What kind of reflections on your identity you were having when making these quilts? The AIDS quilt is an already existing, ongoing project and I am not contributing to that. I am inspired by its legacy and the political potential of such a personal project. My quilts are only from my own perspective; they are not documenting a past or remembering key figures (like work I have done in the past). These quilts are about a projected queer future; my own queer future, that I will share in with the people around me. In that way, they are self-portraits. They explore the intersection of the abstract political and the intimately personal.
Is there a running theme throughout your work? There are many running themes. Thinking about alternatives to capitalism is a big one. Resisting homogenisation and 'homonormativity' is another big one. I am also interested in the male form, particularly the feminised male form, or versions of masculinities that queer and mess with gender representation.
How long did it take for you to make the quilts? These quilts are hand screen-printed, beaded, hand-quilted and bound. They took about seven months to make.
Are there any downsides to quilt-making as a medium? Well they take a lot of time, but really, it's a great medium because you can use waste to make something beautiful. They're also easy to transport if you don't have a car.
Where do you do most of your creative work? I do most of my work at Pink Ember Studios, which is an artist collective and studio space that I helped set up in Coburg, Melbourne. I set up Pink Ember with my sister Aoife Billings, Gemma Flack and Frances Cannon. Pink Ember is an open plan space, so there is a lot of interaction and exchange of ideas which has been fundamental to my work (and my sanity).
Who are some crafters we should check out?

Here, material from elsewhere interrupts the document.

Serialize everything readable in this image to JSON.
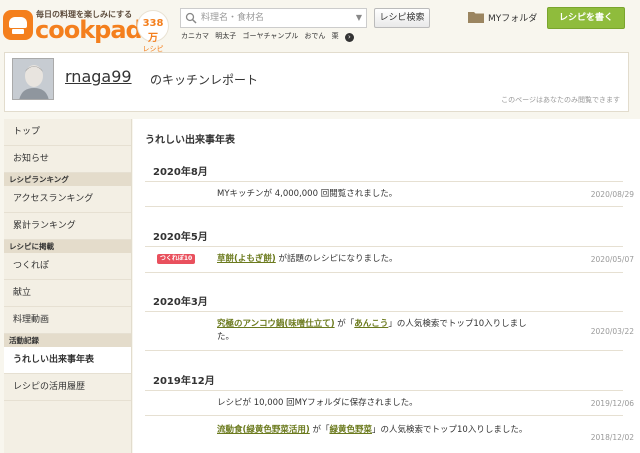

Ruby Hoppen, Paul Yore, Holly Leonardson, Grayson Perry, Louise Bourgeois – just to name a few.
And visual artists you should check out: Eloise Grills, Marc Pearson, Rachel Ang, Mira Schlosberg, Leonie Brialey, Lazy Willy, Frances Cannon, Gemma Flack, Bailey Sharp, Mandy Ord.
Where can we see more of your work? You can follow me on Instagram @dillings, or you can come visit me at Pink Ember studios, 40a Ohea street, Coburg. We are open 10am-3pm on weekends.